Overall Grade: (A+)
One of the classics from the 80’s with an outrageously fun plot, and a fantastic comedic cast.
A group of out of work professors who lose their college funding decide to set-up a ghost removal service inside an old firehouse. Considered to be jokes among many, the city will need them when it becomes overrun with ghosts.
To say the “Ghostbusters” was a part of my childhood would be an understatement. Growing up as an 80’s kid there was nothing about the ghost fighting group of four that I didn’t love. The comics, cartoons, toys and clothes, video games, not to mention the massive number of times I have seen the movies. Even the sequel, as lackluster as I see it now, was highly entertaining to me. With the female-led cast currently filming a reboot to the franchise, I found it to be an easy excuse the give the 1984 original another watch.
No surprise to me, it still holds its replay value and regardless of the fact you have seen it many times before, you can still sit back and appreciate the creative story-line, fun characters, and excellent performances from some comedic greats. Over the years, while I do not particularly enjoy the mass of remakes and reboots filling cinemas.
I had held out a small glimmer of hope the original cast would return for a third film to round out the trilogy. After the unfortunate passing of Harold Ramis last year, the final light on that hope had faded. While I do hope this new film will be a success, and pay great homage to the source material, there is no doubt it my mind it will not surpass the original, nor do I think that will be the films intention to try and do such.
“Ghostbusters” is a wild adventure that people of all ages can sit back and enjoy, the story-line delivers many fun and hilarious moments and despite the 30-year age, still holds its relevance as a film with a well written and structured script. The fact the headlining cast were all excellent in their portrayals of Venkman, Stantz, Spengler and Zeddmore, and made the most of the material did not hurt the enjoyment of this movie either.
The diversity in the brands of humor in this movie are what set it apart from the rest of the pack and make it memorable. Murray delivers his amusingly dry delivery as well as his womanizing and sarcastic personality, while Aykroyd and Ramis provide plenty of odd, quirky humor and Hudson comes in to ground the group out with his subtly comical reactions to the odd group he works with.
In addition this one has a solid supporting cast led by Sigourney Weaver as a more than capable female lead. She held great chemistry with the group and Murray in particular. Rounding out the bulk of the major cast members was Annie Potts and Rick Moranis who both came in with enjoyable performances, specifically Moranis who in my opinion was a major addition to this film delivering one of the more enjoyable characters in the entire film.
Even without the entertaining cast, the story is still great on its own. The uniting of the team and the building of the Ghostbusters business from the ground up is always fun to sit back and watch. The pace is held with a small group of enjoyable subplots to keep the interest high and attention drawn. The creativity in the scenes filled with digital ghosts were ambitious for the time and still look good despite the advances in technology today.

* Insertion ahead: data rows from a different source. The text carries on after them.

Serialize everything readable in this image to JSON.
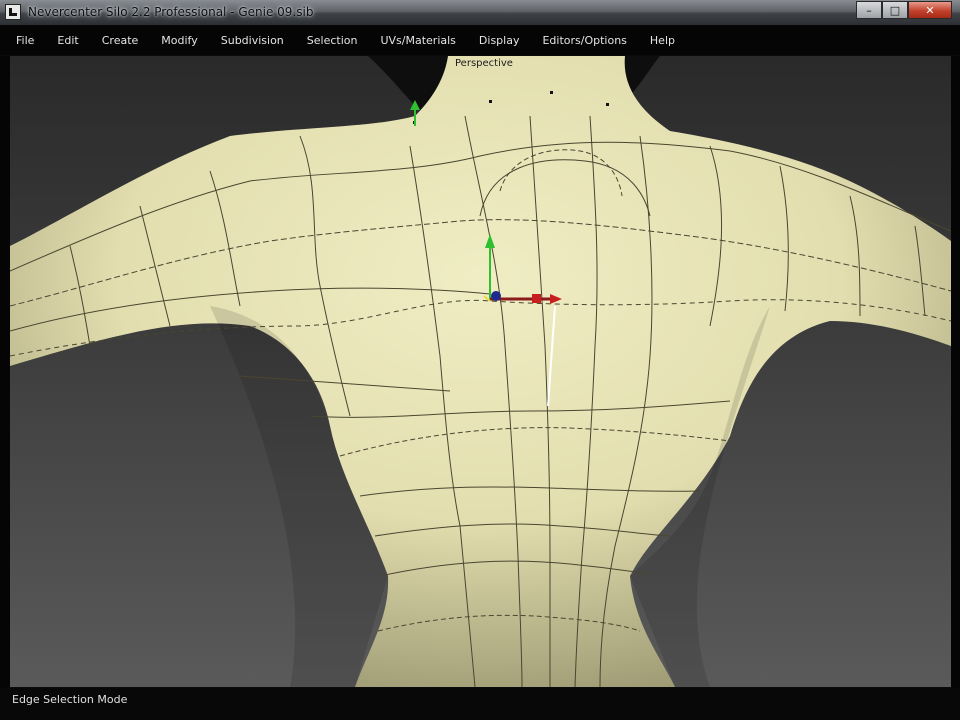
{
  "window": {
    "title": "Nevercenter Silo 2.2 Professional - Genie 09.sib",
    "app_icon": "silo-app-icon",
    "controls": [
      "minimize-icon",
      "maximize-icon",
      "close-icon"
    ]
  },
  "menu": {
    "items": [
      {
        "label": "File"
      },
      {
        "label": "Edit"
      },
      {
        "label": "Create"
      },
      {
        "label": "Modify"
      },
      {
        "label": "Subdivision"
      },
      {
        "label": "Selection"
      },
      {
        "label": "UVs/Materials"
      },
      {
        "label": "Display"
      },
      {
        "label": "Editors/Options"
      },
      {
        "label": "Help"
      }
    ]
  },
  "viewport": {
    "label": "Perspective",
    "model": "humanoid-torso-back",
    "colors": {
      "skin": "#e6e2b4",
      "background_top": "#2a2a2a",
      "background_bottom": "#5a5a5a",
      "edge_lines": "#4a4630",
      "gizmo_x": "#c81e1e",
      "gizmo_y": "#2ec02e",
      "gizmo_z": "#1e2a8c"
    }
  },
  "status": {
    "mode": "Edge Selection Mode"
  }
}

The third-act does not disappoint and all the tension the main plot builds throughout is paid off with the gigantic Stay Puft Marsh-mellow Man and how can you not appreciate the massive scope the climax delivers. The creativity in this movie is woven thick throughout and is why it will always be a nostalgic favorite to myself, and masses of others. Like I have said before, while these new remakes and reboots may fail to live up their predecessor, the good thing about this film trend is it reminds you to give the originals a watch, and “Ghostbusters” is always great to sit back and enjoy.